I don't do projects anywhere near the scale of the article's examples, but we have to follow EU procurement rules.
I sympathise with the companies that bid for our projects, we have to advertise our procurements over certain limits (around $150k) throughout the EU. We have to be specific about what we want before we start (fairly impossible for off-the-shelf software solutions without unfairly exempting some suppliers) so the suppliers (or their salesmen) have to spend quite a bit preparing bids. Most of them will fail, so the winner has to recoup the cost of failed bids in any bids they win, so the're always looking to add costs to the contract.
I understand the reasoning behind the rules (stop people giving contracts to friends/family/golf buddies) but we usually end up paying well over what you know a local company could deliver for if you went direct to them and worked through a more agile process with fair billing. Having to control the costs of evaluating hundreds of bids from companies across the EU usually means that you set up a PQQ process to eliminate most small to medium shops that would probably be much better value.

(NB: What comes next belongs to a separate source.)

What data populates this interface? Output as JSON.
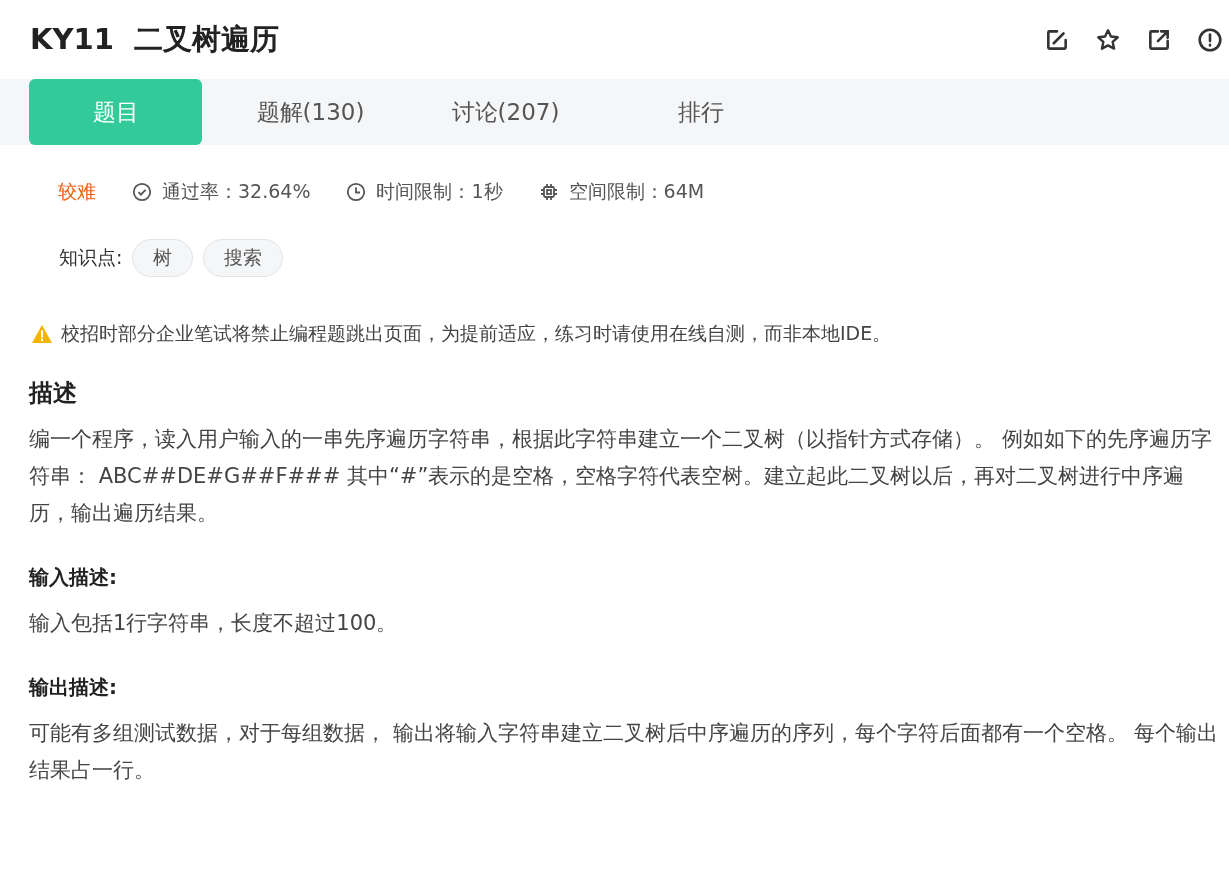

I don't have an answer to how the process could be improved, but it's not great from either side.